Visit Stourhead Garden: the garden is owned by the National Trust and can be visited on a daily basis.
St. George’s Square in Stamford as Meryton Village
The Bennet sisters often walk to Meryton as it is “a great opportunity to meet new people.” The Meryton Village scenes were shot at St. George’s Square in Stamford.
The village of Stamford is located close to Burghley House, so combining these Pride and Prejudice locations on one visit is easy.
Stamford also features in: Middlemarch, Bleak House, and The Buccaneers.
The Alms House at Boughton House as Mr. Collins’ Hunsford parsonage
In the movie, Mr. Collins’ parsonage is located on the estate of Rosings Park. In reality, the small house was filmed at another stately home. The Alms House at Boughton House in Northamptonshire acts as the fictional Hunsford parsonage.
St. Peter’s in Brooke as Hunsford Chuch
The St. Peter’s church in Brooke was used as the Hunsford church in Pride and Prejudice. The church dates back to the Norman times, which can be seen in the Norman carving on the molding.
You can see a combination of Elizabethan and Norman elements inside the church.
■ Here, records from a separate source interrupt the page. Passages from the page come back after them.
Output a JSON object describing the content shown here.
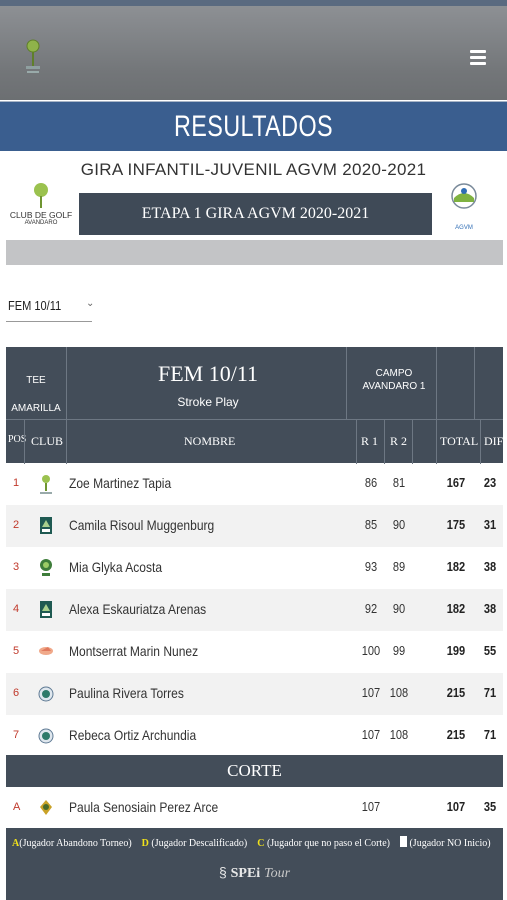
{
  "header": {
    "title": "RESULTADOS"
  },
  "event": {
    "title": "GIRA INFANTIL-JUVENIL AGVM 2020-2021",
    "stage": "ETAPA 1 GIRA AGVM 2020-2021",
    "club_logo_line1": "CLUB DE GOLF",
    "club_logo_line2": "AVANDARO",
    "agvm_logo_text": "AGVM"
  },
  "category_select": {
    "value": "FEM 10/11"
  },
  "table": {
    "tee_line1": "TEE",
    "tee_line2": "AMARILLA",
    "category": "FEM 10/11",
    "format": "Stroke Play",
    "campo_line1": "CAMPO",
    "campo_line2": "AVANDARO 1",
    "columns": {
      "pos": "POS",
      "club": "CLUB",
      "name": "NOMBRE",
      "r1": "R 1",
      "r2": "R 2",
      "total": "TOTAL",
      "dif": "DIF"
    },
    "rows": [
      {
        "pos": "1",
        "name": "Zoe Martinez Tapia",
        "r1": "86",
        "r2": "81",
        "total": "167",
        "dif": "23",
        "club_icon": "avandaro-club-icon"
      },
      {
        "pos": "2",
        "name": "Camila Risoul Muggenburg",
        "r1": "85",
        "r2": "90",
        "total": "175",
        "dif": "31",
        "club_icon": "club-crest-icon"
      },
      {
        "pos": "3",
        "name": "Mia Glyka Acosta",
        "r1": "93",
        "r2": "89",
        "total": "182",
        "dif": "38",
        "club_icon": "tree-club-icon"
      },
      {
        "pos": "4",
        "name": "Alexa Eskauriatza Arenas",
        "r1": "92",
        "r2": "90",
        "total": "182",
        "dif": "38",
        "club_icon": "club-crest-icon"
      },
      {
        "pos": "5",
        "name": "Montserrat Marin Nunez",
        "r1": "100",
        "r2": "99",
        "total": "199",
        "dif": "55",
        "club_icon": "bird-club-icon"
      },
      {
        "pos": "6",
        "name": "Paulina Rivera Torres",
        "r1": "107",
        "r2": "108",
        "total": "215",
        "dif": "71",
        "club_icon": "round-club-icon"
      },
      {
        "pos": "7",
        "name": "Rebeca Ortiz Archundia",
        "r1": "107",
        "r2": "108",
        "total": "215",
        "dif": "71",
        "club_icon": "round-club-icon"
      }
    ],
    "cut_label": "CORTE",
    "after_cut": [
      {
        "pos": "A",
        "name": "Paula Senosiain Perez Arce",
        "r1": "107",
        "r2": "",
        "total": "107",
        "dif": "35",
        "club_icon": "emblem-club-icon"
      }
    ]
  },
  "legend": {
    "a_key": "A",
    "a_text": "(Jugador Abandono Torneo)",
    "d_key": "D",
    "d_text": "(Jugador Descalificado)",
    "c_key": "C",
    "c_text": "(Jugador que no paso el Corte)",
    "blank_text": "(Jugador NO Inicio)"
  },
  "footer": {
    "brand": "SPEi",
    "brand_suffix": "Tour"
  },
  "colors": {
    "title_bar": "#3a5e8f",
    "table_header": "#434d59",
    "position_red": "#c0392b",
    "legend_yellow": "#f1e21a"
  }
}
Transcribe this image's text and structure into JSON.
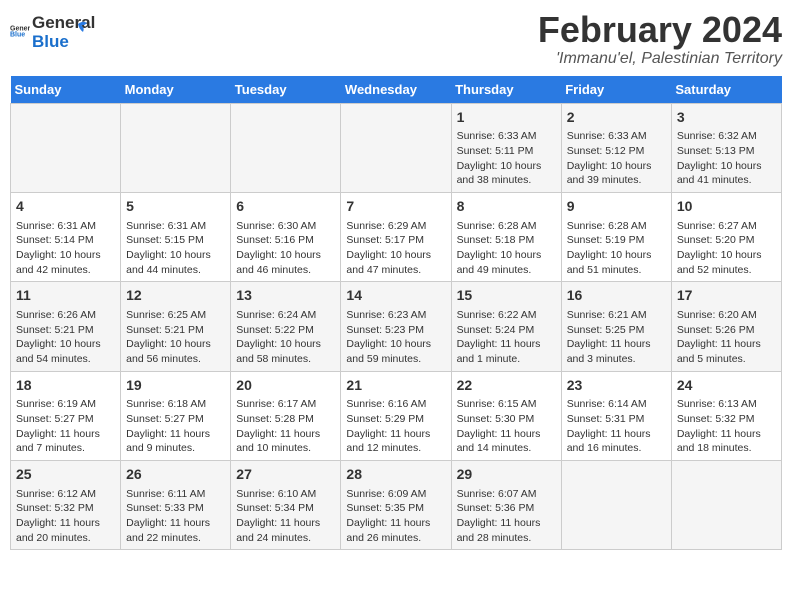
{
  "header": {
    "logo_line1": "General",
    "logo_line2": "Blue",
    "month": "February 2024",
    "location": "'Immanu'el, Palestinian Territory"
  },
  "days_of_week": [
    "Sunday",
    "Monday",
    "Tuesday",
    "Wednesday",
    "Thursday",
    "Friday",
    "Saturday"
  ],
  "weeks": [
    [
      {
        "day": "",
        "info": ""
      },
      {
        "day": "",
        "info": ""
      },
      {
        "day": "",
        "info": ""
      },
      {
        "day": "",
        "info": ""
      },
      {
        "day": "1",
        "info": "Sunrise: 6:33 AM\nSunset: 5:11 PM\nDaylight: 10 hours and 38 minutes."
      },
      {
        "day": "2",
        "info": "Sunrise: 6:33 AM\nSunset: 5:12 PM\nDaylight: 10 hours and 39 minutes."
      },
      {
        "day": "3",
        "info": "Sunrise: 6:32 AM\nSunset: 5:13 PM\nDaylight: 10 hours and 41 minutes."
      }
    ],
    [
      {
        "day": "4",
        "info": "Sunrise: 6:31 AM\nSunset: 5:14 PM\nDaylight: 10 hours and 42 minutes."
      },
      {
        "day": "5",
        "info": "Sunrise: 6:31 AM\nSunset: 5:15 PM\nDaylight: 10 hours and 44 minutes."
      },
      {
        "day": "6",
        "info": "Sunrise: 6:30 AM\nSunset: 5:16 PM\nDaylight: 10 hours and 46 minutes."
      },
      {
        "day": "7",
        "info": "Sunrise: 6:29 AM\nSunset: 5:17 PM\nDaylight: 10 hours and 47 minutes."
      },
      {
        "day": "8",
        "info": "Sunrise: 6:28 AM\nSunset: 5:18 PM\nDaylight: 10 hours and 49 minutes."
      },
      {
        "day": "9",
        "info": "Sunrise: 6:28 AM\nSunset: 5:19 PM\nDaylight: 10 hours and 51 minutes."
      },
      {
        "day": "10",
        "info": "Sunrise: 6:27 AM\nSunset: 5:20 PM\nDaylight: 10 hours and 52 minutes."
      }
    ],
    [
      {
        "day": "11",
        "info": "Sunrise: 6:26 AM\nSunset: 5:21 PM\nDaylight: 10 hours and 54 minutes."
      },
      {
        "day": "12",
        "info": "Sunrise: 6:25 AM\nSunset: 5:21 PM\nDaylight: 10 hours and 56 minutes."
      },
      {
        "day": "13",
        "info": "Sunrise: 6:24 AM\nSunset: 5:22 PM\nDaylight: 10 hours and 58 minutes."
      },
      {
        "day": "14",
        "info": "Sunrise: 6:23 AM\nSunset: 5:23 PM\nDaylight: 10 hours and 59 minutes."
      },
      {
        "day": "15",
        "info": "Sunrise: 6:22 AM\nSunset: 5:24 PM\nDaylight: 11 hours and 1 minute."
      },
      {
        "day": "16",
        "info": "Sunrise: 6:21 AM\nSunset: 5:25 PM\nDaylight: 11 hours and 3 minutes."
      },
      {
        "day": "17",
        "info": "Sunrise: 6:20 AM\nSunset: 5:26 PM\nDaylight: 11 hours and 5 minutes."
      }
    ],
    [
      {
        "day": "18",
        "info": "Sunrise: 6:19 AM\nSunset: 5:27 PM\nDaylight: 11 hours and 7 minutes."
      },
      {
        "day": "19",
        "info": "Sunrise: 6:18 AM\nSunset: 5:27 PM\nDaylight: 11 hours and 9 minutes."
      },
      {
        "day": "20",
        "info": "Sunrise: 6:17 AM\nSunset: 5:28 PM\nDaylight: 11 hours and 10 minutes."
      },
      {
        "day": "21",
        "info": "Sunrise: 6:16 AM\nSunset: 5:29 PM\nDaylight: 11 hours and 12 minutes."
      },
      {
        "day": "22",
        "info": "Sunrise: 6:15 AM\nSunset: 5:30 PM\nDaylight: 11 hours and 14 minutes."
      },
      {
        "day": "23",
        "info": "Sunrise: 6:14 AM\nSunset: 5:31 PM\nDaylight: 11 hours and 16 minutes."
      },
      {
        "day": "24",
        "info": "Sunrise: 6:13 AM\nSunset: 5:32 PM\nDaylight: 11 hours and 18 minutes."
      }
    ],
    [
      {
        "day": "25",
        "info": "Sunrise: 6:12 AM\nSunset: 5:32 PM\nDaylight: 11 hours and 20 minutes."
      },
      {
        "day": "26",
        "info": "Sunrise: 6:11 AM\nSunset: 5:33 PM\nDaylight: 11 hours and 22 minutes."
      },
      {
        "day": "27",
        "info": "Sunrise: 6:10 AM\nSunset: 5:34 PM\nDaylight: 11 hours and 24 minutes."
      },
      {
        "day": "28",
        "info": "Sunrise: 6:09 AM\nSunset: 5:35 PM\nDaylight: 11 hours and 26 minutes."
      },
      {
        "day": "29",
        "info": "Sunrise: 6:07 AM\nSunset: 5:36 PM\nDaylight: 11 hours and 28 minutes."
      },
      {
        "day": "",
        "info": ""
      },
      {
        "day": "",
        "info": ""
      }
    ]
  ]
}
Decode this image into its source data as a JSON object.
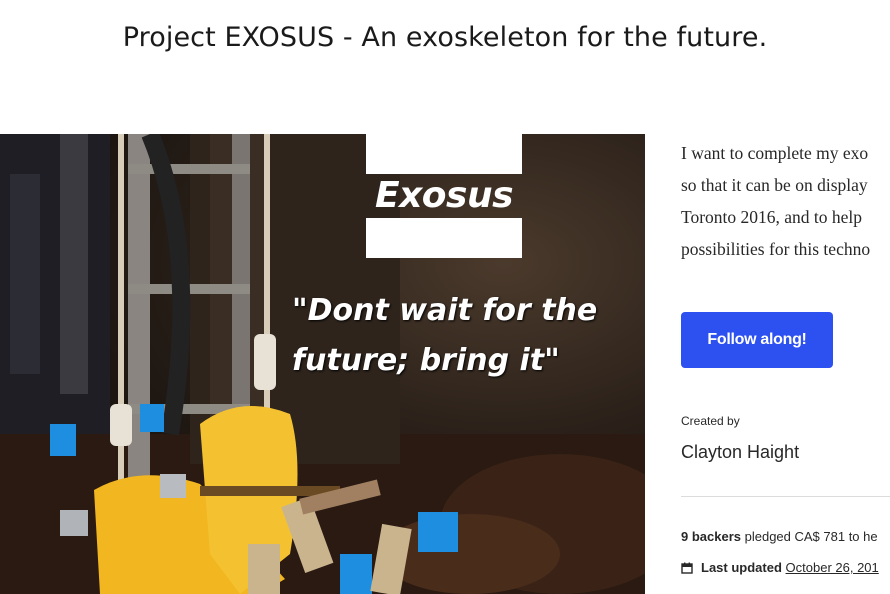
{
  "page": {
    "title": "Project EXOSUS - An exoskeleton for the future."
  },
  "hero": {
    "logo_text": "Exosus",
    "quote_line1": "\"Dont wait for the",
    "quote_line2": "future; bring it\""
  },
  "sidebar": {
    "blurb_lines": [
      "I want to complete my exo",
      "so that it can be on display",
      "Toronto 2016, and to help",
      "possibilities for this techno"
    ],
    "follow_button": "Follow along!",
    "created_by_label": "Created by",
    "creator_name": "Clayton Haight",
    "backers_count": "9 backers",
    "backers_rest": " pledged CA$ 781 to he",
    "last_updated_label": "Last updated",
    "last_updated_date": "October 26, 201"
  },
  "colors": {
    "accent": "#2d50f0",
    "swing_seat": "#f2b620",
    "clamp_blue": "#1e8fe0"
  },
  "icons": {
    "calendar": "calendar-icon"
  }
}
When Elizabeth and her aunt and uncle visit the Peak District, she is seen standing atop a rock admiring the landscape. This scene was filmed at Stanage Edge, a gritstone escarpment in the Peak District.
The site is a popular destination for climbers, walkers, and runners. You can walk the “Hathersage to Stanage Edge” walk route. It’s a 9-mile walk that starts in the village of Hathersage and takes you up to Stanage Edge and back. You have an amazing view of the Derwent and Hope Valleys, Mam Tor, and Kinder Scout from Stanage Edge.
About Pride and Prejudice
The 2005 film adaptation of Jane Austen’s Pride and Prejudice is directed by Joe Wright (Atonement, Anna Karenina), and it was nominated for four Academy Awards, including Best Actress.
The cast includes Keira Knightley as Elizabeth Bennet, Matthew Macfadyen as Mr. Darcy, Brenda Blethyn as Mrs. Bennet, Donald Sutherland as Mr. Bennet, Rosamund Pike as Jane Bennet, Talulah Riley as Mary Bennet, Jena Melone as Lydia Bennet, Carey Mulligan as Kitty Bennet, Judi Dench as Lady Catherine de Bourgh, Tom Hollander as Mr. Collins and Rupert Friend as Mr. Wickham.
The movie was released ten years after the famous BBC mini-series featuring Jennifer Ehle as Elizabeth Bennet and Colin Firth as Mr. Darcy. The film locations for the 1995 series featuring Lyme Park and Belton Park can be found in this article.